I don’t think I’ll ever be a minimalist, but there’s something to be gained from the principle. With every step in the weeks-long process of packing and moving, I felt myself shedding weight. With each piece of furniture sold, each bag dropped at the op shop, each box packed for storage, my life felt lighter. I’d been vaguely looking for a reason to clear things out for a while and here was the best reason. One that required me to be ruthless. I estimate that I gave away half of my belongings; so far, I don’t miss any of them. The criteria for keeping items were simple: do I love it, or is it irreplaceable/essential? If an item met both criteria, so much the better.
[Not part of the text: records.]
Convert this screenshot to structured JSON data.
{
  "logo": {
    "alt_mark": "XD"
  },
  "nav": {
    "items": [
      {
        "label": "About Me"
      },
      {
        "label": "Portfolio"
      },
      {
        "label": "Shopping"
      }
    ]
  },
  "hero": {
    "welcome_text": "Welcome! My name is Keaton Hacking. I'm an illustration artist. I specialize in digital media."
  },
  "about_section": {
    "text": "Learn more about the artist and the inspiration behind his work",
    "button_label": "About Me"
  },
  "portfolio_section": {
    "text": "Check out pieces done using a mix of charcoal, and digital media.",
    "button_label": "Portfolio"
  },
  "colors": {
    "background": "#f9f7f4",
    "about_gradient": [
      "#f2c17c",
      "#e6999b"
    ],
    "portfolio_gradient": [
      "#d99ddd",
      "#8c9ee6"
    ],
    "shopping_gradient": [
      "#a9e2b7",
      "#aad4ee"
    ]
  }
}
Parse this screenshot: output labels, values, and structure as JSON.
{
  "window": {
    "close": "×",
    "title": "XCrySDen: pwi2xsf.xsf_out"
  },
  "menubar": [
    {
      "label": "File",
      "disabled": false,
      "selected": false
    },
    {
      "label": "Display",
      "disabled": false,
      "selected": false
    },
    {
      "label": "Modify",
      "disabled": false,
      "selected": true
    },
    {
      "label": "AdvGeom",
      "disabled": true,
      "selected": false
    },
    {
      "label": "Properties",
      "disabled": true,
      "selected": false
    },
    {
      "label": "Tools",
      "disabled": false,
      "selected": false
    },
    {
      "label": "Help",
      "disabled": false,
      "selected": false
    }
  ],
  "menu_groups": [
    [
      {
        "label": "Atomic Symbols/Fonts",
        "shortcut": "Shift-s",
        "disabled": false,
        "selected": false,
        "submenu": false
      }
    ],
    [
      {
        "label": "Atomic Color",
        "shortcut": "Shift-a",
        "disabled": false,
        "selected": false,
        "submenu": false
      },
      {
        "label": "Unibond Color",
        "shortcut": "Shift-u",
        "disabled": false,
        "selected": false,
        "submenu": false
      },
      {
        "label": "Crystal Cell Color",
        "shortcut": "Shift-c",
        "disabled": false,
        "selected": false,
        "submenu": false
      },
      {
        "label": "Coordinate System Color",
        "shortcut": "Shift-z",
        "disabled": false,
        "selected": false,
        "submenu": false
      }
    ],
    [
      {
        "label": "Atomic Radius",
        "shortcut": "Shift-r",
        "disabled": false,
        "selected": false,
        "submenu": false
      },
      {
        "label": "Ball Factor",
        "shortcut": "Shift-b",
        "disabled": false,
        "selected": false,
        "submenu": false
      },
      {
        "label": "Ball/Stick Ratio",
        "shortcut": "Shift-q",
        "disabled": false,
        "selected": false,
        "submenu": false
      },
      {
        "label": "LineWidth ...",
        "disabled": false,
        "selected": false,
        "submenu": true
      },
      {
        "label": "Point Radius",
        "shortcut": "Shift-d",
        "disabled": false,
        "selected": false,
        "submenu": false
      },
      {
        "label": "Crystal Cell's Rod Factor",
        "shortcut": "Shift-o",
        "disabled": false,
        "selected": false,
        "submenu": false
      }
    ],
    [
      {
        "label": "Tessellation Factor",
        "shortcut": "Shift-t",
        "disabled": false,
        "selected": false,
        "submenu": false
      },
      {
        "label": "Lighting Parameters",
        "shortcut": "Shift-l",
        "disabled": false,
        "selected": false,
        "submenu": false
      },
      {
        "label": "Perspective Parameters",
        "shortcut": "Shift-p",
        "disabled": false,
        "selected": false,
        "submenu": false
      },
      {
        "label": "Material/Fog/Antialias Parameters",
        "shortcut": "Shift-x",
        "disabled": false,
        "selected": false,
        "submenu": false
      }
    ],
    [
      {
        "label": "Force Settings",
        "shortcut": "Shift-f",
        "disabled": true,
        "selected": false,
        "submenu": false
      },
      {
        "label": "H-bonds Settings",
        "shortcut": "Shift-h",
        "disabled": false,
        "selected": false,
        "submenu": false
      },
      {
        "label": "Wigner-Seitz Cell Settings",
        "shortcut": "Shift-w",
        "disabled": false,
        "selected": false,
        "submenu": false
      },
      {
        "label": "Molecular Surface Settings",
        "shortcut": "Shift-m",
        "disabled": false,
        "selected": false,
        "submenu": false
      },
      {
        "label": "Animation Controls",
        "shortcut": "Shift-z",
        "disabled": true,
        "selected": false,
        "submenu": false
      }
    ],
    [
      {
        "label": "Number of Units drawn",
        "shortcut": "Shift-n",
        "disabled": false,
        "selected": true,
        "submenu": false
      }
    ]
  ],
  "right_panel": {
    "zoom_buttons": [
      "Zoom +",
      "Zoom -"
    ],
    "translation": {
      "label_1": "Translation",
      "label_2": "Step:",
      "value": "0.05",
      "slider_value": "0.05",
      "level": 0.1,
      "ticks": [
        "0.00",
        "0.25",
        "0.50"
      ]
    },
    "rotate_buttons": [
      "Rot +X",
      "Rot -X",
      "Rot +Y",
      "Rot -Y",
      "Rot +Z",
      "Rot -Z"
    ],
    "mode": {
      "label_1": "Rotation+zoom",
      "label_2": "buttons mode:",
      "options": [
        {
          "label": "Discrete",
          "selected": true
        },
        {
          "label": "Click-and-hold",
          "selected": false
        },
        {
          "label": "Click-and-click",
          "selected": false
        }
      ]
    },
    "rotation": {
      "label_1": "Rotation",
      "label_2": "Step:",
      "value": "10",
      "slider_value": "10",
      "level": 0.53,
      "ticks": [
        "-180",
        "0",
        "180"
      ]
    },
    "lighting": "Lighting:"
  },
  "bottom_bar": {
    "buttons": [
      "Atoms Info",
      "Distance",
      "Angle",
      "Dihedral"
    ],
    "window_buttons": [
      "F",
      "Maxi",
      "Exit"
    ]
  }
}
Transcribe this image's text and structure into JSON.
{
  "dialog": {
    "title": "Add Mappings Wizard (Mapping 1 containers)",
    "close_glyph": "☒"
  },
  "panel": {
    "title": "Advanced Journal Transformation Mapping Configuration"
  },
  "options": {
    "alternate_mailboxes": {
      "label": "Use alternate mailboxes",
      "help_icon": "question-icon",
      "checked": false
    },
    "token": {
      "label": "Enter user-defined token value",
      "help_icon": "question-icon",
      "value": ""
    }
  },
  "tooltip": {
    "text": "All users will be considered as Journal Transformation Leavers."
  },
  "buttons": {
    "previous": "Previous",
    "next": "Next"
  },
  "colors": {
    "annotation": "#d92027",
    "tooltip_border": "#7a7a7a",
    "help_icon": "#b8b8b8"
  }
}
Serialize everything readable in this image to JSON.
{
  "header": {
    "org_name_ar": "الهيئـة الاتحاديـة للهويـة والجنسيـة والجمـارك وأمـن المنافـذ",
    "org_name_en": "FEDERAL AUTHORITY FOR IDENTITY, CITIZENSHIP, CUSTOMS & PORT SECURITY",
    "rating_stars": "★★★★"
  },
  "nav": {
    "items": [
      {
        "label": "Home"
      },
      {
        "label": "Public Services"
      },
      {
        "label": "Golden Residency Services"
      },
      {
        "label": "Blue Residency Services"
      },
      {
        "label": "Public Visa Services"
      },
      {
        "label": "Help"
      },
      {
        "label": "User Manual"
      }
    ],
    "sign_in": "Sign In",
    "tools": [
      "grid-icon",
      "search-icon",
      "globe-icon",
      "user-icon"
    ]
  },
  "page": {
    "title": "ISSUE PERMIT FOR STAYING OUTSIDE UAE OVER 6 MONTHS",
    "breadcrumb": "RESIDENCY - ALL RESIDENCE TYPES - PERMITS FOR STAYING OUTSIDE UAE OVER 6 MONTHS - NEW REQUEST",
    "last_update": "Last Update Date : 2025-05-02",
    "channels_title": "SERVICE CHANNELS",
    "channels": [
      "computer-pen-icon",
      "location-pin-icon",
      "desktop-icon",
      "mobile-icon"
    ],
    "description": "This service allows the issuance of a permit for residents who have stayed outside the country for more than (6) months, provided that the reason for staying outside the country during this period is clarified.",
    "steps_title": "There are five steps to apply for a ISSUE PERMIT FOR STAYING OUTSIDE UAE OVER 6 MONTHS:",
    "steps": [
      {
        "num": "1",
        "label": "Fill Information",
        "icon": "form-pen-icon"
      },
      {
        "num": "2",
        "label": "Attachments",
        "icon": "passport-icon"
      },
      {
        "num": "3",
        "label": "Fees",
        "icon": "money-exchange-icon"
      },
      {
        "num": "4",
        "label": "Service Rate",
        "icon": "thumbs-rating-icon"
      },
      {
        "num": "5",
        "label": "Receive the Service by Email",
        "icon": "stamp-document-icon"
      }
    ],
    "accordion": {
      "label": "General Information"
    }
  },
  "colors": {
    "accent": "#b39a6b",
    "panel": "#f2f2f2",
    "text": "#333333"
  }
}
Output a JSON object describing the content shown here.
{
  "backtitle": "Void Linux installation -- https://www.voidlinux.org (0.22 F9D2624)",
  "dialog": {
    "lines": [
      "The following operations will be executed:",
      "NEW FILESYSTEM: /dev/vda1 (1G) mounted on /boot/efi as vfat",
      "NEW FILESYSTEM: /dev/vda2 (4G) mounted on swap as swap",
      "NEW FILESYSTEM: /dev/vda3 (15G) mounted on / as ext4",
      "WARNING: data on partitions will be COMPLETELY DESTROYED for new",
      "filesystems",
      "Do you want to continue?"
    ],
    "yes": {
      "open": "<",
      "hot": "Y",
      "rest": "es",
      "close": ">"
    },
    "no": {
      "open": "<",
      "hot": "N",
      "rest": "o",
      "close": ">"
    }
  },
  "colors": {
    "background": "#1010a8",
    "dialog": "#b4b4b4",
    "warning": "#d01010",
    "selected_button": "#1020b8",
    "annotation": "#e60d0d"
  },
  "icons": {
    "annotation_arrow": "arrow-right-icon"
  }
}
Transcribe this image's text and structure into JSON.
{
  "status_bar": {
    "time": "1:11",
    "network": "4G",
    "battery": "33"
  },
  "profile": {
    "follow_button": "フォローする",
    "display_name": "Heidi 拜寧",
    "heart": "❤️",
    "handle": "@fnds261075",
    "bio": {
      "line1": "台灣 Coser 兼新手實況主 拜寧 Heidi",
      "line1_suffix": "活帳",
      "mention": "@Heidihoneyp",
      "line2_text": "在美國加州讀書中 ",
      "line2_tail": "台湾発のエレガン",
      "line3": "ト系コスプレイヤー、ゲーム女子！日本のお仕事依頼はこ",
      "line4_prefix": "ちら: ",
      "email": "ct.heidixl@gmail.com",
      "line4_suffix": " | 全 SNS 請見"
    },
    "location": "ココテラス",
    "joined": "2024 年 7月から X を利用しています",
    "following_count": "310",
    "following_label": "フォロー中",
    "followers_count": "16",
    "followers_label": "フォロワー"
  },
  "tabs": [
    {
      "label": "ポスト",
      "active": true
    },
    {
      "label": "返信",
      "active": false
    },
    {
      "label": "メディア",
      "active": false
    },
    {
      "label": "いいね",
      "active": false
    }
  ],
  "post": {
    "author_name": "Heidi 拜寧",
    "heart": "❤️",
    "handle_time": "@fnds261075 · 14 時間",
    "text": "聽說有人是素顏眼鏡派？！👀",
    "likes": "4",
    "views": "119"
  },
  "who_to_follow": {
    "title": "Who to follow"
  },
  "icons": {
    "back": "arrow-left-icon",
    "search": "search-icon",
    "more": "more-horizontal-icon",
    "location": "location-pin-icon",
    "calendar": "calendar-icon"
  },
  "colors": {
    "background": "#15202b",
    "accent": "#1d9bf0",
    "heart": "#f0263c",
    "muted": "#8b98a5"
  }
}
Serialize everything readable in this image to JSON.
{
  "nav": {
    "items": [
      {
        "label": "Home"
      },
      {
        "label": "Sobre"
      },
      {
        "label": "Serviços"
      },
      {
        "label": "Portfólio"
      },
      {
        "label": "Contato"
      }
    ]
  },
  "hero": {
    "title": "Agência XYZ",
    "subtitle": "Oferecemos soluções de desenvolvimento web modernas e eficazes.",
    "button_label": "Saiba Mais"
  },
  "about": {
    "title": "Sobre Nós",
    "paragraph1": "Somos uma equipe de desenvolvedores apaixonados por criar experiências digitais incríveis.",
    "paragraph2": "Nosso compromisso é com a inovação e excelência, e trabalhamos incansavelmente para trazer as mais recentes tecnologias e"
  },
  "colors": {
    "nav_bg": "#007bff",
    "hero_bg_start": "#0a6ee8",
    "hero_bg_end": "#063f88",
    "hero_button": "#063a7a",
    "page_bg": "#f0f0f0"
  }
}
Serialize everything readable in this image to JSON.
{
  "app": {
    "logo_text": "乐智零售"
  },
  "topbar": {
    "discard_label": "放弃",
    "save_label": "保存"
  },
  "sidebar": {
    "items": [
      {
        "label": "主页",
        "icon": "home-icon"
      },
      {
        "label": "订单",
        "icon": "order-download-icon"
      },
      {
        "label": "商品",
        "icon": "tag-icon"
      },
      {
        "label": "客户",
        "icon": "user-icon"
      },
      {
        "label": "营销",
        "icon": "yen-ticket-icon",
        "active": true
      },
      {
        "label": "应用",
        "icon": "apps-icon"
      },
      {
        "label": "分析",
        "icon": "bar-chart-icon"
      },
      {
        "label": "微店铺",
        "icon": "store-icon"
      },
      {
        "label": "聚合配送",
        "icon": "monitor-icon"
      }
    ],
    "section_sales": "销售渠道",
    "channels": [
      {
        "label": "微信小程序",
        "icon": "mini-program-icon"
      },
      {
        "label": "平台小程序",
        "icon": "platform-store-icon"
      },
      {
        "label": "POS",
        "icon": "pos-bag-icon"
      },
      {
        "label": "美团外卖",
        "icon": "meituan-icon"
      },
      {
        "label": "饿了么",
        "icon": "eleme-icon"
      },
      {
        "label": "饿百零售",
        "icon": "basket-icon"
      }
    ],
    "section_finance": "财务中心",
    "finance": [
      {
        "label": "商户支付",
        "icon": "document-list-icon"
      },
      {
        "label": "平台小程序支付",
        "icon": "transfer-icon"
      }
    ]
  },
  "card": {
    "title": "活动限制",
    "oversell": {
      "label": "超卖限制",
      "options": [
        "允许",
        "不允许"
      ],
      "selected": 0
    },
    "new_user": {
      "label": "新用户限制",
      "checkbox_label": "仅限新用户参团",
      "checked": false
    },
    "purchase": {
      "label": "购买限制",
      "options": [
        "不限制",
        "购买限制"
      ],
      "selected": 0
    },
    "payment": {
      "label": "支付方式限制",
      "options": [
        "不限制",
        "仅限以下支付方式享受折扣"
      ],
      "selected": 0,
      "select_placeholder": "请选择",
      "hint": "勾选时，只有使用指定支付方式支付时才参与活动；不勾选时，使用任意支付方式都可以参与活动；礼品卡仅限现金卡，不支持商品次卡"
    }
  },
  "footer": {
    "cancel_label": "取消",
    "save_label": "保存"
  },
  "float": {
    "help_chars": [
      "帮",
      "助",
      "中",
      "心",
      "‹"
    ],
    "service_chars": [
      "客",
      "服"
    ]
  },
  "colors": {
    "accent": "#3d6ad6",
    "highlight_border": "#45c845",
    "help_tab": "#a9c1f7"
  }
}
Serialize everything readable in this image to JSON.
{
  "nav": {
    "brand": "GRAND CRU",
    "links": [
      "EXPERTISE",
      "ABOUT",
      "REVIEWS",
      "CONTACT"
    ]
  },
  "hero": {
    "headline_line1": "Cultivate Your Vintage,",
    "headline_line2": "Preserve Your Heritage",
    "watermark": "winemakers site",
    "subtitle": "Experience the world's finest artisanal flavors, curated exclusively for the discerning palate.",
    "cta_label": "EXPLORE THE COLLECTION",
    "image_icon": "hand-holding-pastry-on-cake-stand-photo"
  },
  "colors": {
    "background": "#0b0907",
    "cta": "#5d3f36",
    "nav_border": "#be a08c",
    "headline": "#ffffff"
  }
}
If there’s a second thing I’ve learned from leaving the country, it’s the art of saying goodbye. (Let me state a universal truth here: goodbyes are THE WORST. Who even invented them?) Looking a goodbye in the face is tough, but necessary; it acknowledges what people mean to you.
There’s a common element between being ruthless and saying goodbye (not that I said any ruthless goodbyes). Both require me to let go. To live without some things for a while.
But there is one difference between ruthlessly disposing of belongings and farewelling loved ones. Writing this as the plane pushes back and creeps down the tarmac, it’s not wondering whether I’ve packed enough underpants or forgotten my phone charger that bothers me (neither, by the way). Even my most favourite possessions can be replaced. There’s just one last thing I want to do, and that’s wrap my arms around those people one more time.